/---

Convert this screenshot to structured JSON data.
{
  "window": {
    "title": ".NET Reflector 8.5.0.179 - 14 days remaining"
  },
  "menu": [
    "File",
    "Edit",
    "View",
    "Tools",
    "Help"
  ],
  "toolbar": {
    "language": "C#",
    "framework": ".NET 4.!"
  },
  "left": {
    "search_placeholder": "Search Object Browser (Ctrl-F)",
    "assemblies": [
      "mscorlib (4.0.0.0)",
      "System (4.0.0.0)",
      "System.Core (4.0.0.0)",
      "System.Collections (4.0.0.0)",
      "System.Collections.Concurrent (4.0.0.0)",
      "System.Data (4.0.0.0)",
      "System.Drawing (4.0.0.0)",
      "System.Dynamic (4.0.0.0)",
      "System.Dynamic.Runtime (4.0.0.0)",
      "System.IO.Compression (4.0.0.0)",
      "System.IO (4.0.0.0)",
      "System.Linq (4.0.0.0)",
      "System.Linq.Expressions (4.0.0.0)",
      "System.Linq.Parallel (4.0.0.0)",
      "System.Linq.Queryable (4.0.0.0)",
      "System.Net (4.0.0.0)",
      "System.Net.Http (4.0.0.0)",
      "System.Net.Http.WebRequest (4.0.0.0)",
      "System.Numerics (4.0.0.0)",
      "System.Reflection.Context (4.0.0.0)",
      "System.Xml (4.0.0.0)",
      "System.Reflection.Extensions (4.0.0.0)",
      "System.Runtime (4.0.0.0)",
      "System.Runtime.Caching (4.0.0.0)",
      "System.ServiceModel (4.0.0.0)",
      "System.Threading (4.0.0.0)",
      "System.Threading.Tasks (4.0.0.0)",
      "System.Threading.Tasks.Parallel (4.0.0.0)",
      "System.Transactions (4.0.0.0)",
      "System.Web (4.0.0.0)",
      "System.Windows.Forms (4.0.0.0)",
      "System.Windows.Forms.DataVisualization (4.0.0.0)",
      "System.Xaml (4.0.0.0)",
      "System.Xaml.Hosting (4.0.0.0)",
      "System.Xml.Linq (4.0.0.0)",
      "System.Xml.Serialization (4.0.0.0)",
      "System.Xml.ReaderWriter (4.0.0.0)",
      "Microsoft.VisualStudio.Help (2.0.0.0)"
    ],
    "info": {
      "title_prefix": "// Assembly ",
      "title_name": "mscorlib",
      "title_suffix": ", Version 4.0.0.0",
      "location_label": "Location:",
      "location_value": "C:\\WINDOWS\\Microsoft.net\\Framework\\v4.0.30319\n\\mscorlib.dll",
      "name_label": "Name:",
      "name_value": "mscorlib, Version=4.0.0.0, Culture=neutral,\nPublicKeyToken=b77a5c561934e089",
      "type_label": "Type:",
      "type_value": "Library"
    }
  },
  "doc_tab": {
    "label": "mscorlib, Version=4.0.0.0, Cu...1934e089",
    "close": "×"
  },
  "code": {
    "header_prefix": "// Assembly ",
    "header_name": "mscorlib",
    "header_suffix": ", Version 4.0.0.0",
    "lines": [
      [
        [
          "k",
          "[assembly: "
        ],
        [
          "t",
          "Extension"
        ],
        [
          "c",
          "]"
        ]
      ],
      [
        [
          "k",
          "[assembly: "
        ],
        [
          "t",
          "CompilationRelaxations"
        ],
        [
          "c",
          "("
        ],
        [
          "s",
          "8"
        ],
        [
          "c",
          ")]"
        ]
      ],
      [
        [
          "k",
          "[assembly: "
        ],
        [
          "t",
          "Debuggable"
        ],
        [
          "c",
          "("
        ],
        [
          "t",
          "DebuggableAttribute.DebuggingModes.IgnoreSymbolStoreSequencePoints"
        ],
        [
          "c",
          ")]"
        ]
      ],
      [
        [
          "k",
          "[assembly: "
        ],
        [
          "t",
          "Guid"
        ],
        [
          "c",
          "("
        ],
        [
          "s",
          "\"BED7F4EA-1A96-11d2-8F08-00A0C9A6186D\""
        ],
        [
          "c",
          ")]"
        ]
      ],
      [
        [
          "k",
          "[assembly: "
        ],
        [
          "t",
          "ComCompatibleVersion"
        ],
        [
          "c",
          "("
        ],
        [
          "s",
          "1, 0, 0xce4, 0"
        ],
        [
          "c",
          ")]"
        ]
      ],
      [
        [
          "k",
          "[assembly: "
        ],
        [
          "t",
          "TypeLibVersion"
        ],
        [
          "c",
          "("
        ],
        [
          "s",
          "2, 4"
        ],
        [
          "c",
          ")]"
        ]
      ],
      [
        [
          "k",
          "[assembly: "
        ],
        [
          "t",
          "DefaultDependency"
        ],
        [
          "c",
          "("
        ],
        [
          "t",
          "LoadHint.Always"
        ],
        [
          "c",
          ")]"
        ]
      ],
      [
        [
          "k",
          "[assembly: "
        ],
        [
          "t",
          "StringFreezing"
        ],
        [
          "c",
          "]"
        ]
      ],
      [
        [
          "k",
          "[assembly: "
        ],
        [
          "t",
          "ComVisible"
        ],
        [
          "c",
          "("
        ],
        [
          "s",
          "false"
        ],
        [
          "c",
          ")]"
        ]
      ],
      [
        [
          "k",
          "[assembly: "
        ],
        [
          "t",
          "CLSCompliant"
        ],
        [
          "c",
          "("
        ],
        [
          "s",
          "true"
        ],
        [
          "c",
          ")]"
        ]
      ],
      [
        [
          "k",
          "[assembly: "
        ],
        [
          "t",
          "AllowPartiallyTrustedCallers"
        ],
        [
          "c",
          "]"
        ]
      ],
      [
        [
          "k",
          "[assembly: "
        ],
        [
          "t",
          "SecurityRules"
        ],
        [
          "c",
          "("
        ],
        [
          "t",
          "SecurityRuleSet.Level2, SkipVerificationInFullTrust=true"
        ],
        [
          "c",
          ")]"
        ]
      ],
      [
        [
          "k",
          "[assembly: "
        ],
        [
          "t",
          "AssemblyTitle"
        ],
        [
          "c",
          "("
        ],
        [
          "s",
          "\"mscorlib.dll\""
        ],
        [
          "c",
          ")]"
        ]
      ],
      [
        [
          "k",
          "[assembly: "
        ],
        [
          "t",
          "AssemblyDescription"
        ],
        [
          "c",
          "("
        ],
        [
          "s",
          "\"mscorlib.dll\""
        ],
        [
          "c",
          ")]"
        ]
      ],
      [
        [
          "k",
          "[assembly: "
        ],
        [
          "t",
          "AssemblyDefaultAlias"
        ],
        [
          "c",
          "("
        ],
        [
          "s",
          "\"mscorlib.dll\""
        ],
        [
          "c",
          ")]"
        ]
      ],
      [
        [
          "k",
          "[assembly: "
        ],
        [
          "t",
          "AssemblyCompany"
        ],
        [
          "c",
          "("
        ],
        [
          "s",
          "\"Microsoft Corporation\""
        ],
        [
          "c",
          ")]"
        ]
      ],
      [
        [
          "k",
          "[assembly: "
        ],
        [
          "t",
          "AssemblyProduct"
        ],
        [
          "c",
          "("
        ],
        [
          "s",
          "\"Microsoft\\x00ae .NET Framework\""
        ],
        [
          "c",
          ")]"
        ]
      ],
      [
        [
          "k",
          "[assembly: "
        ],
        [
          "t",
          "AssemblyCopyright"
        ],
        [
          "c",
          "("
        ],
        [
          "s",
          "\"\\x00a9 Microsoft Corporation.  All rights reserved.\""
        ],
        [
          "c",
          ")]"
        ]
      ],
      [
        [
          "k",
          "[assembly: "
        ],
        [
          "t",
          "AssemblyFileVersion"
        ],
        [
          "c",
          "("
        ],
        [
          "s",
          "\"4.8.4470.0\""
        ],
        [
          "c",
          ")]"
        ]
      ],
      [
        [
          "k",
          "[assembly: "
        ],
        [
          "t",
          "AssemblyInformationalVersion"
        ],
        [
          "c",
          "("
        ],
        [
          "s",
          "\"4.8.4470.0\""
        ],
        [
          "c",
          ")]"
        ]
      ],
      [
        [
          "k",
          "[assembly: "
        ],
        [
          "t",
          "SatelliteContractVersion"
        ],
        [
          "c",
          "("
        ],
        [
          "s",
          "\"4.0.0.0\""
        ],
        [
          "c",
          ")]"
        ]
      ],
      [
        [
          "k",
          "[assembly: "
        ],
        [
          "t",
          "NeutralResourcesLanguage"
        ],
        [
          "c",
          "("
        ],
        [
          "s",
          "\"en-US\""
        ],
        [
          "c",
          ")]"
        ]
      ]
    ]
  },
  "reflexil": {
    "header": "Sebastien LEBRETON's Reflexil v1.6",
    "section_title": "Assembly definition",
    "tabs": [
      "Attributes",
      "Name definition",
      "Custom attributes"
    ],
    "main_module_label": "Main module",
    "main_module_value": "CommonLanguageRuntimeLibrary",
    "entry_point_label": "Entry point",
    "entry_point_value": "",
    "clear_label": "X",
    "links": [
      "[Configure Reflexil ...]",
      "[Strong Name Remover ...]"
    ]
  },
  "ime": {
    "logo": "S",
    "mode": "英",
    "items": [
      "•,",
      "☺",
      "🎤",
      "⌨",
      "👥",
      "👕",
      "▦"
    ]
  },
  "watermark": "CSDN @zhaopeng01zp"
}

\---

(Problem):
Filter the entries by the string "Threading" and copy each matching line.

(Solution):
      "System.Threading (4.0.0.0)",
      "System.Threading.Tasks (4.0.0.0)",
      "System.Threading.Tasks.Parallel (4.0.0.0)",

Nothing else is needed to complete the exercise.